The Sundance Film Festival began in 1978 as the Utah Film Festival. At the time there was no prominent American filmmaker-only festival in the existence and the hope was that this small gathering in Utah would provide a focal point for the iconoclastic film being made at the time. The festival was originally held in Salt Lake City and its biggest event was the awarding of the Frank Capra Award, given to filmmakers who worked outside the mainstream Hollywood system. The first year it was awarded appropriately to Jimmy Stewart, who worked with Capra on It’s A Wonderful Life and Mr. Smith Goes to Washington.
In conjunction with the festival, the Sundance Institute was formed, named for Robert Redford’s iconic character and chaired by the actor. The Institute provided young filmmakers with funding for their projects. It was Redford’s involvement in the program that raised the prominence of the film festival. In 1981, the festival moved to its current location of Park City, suggested by director Sydney Pollack due to the resort and tourist nature of the area.
Originally, the festival only dealt in incredibly obscure films but in the late 80s and early 90s, a few young directors gained a large amount of attention. Steven Soderbergh’s sex, lies, and videotapes hit the festival in 1989, followed by a huge year in 1992 with the debut films of Quentin Tarantino (Reservoir Dogs), Kevin Smith (Clerks), and Robert Rodriguez (El Mariachi). Even Wes Anderson’s short film, Bottle Rocket (the basis of the later feature) debuted in the 90s at Sundance.
As Sundance grew in prominence, many argue that its dedication to burgeoning filmmakers waned. Big money is to be made from distribution sales at the festival now, especially in 2001 when Mariah Carey’s Glitter debuted. Many independent filmmakers saw Sundance as becoming more interested in the business and paparazzi side of things. In response, the rival Slamdance festival started in 1995. Slamdance has discovered its own fair share of talent, including Marc Forster (Monster’s Ball), Jared Hess (Napoleon Dynamite), and Christopher Nolan (Memento).
Up Next: A Look at 2010’s Sundance line up

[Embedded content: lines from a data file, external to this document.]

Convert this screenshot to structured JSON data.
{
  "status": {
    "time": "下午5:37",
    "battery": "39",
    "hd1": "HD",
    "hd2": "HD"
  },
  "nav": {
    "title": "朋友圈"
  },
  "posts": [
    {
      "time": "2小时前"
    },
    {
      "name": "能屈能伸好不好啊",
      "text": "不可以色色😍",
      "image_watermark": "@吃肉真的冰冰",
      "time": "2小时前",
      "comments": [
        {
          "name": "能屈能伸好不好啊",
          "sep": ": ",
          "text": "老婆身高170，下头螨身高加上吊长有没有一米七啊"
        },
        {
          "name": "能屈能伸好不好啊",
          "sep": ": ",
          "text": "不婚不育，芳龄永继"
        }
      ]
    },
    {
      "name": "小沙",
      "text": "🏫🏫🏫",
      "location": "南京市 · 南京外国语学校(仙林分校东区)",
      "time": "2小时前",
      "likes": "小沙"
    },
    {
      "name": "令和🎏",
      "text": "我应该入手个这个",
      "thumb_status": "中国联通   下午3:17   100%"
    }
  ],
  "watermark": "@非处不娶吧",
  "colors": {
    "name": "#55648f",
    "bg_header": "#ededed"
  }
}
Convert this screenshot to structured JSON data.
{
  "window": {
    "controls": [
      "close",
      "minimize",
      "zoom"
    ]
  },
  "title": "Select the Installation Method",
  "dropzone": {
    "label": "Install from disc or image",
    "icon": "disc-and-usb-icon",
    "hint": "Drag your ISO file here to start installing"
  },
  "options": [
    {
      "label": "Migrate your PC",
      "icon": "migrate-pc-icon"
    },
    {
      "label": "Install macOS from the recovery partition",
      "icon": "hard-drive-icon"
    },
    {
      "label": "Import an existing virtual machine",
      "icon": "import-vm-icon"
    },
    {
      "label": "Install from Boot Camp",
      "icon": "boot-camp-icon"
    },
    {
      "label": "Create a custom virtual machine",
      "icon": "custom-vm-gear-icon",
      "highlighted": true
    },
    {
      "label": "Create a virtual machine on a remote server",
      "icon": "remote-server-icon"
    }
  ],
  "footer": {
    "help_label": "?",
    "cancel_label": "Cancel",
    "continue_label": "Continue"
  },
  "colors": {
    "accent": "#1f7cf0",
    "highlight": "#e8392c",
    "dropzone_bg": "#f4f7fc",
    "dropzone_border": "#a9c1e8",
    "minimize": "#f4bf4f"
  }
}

What’s to come


Posting from Gate C3 in the Nashville International Airport

Updates are gonna be few and far between till around Jan. 12th. Will be in the sunny winter sun of San Juan, Puerto Rico for the holidays. I will try to find time to write up and post my 10 favorite films I saw in 2009 (Remember, they can be from any year, simply films I had never seen before 2009). Will also, finish up the three part look back on my “decade in love with movies” in 2010.

As for 2010, I am already thinking about some new things to write up for this that go beyond the standard single movie reviews. You can be looking forward to:

– Director Retrospective – John Sayles (Have never seen a film by this man, but his name comes up often, figured I could take you through my thoughts on his work).

– One new hypothetical film festival every two weeks

– Going to pick a genre of film and do an indepth analysis of it (open to suggestions)

– Three part essay on the Sundance Film Festival

– A look at the James Dean Trilogy (East of Eden, Rebel Without A Cause, Giant)

– And Obscure Classics, beginning with the overlooked sequel to Rocky Horror; Shock Treatment

Hope everyone has a great Xmas and New Year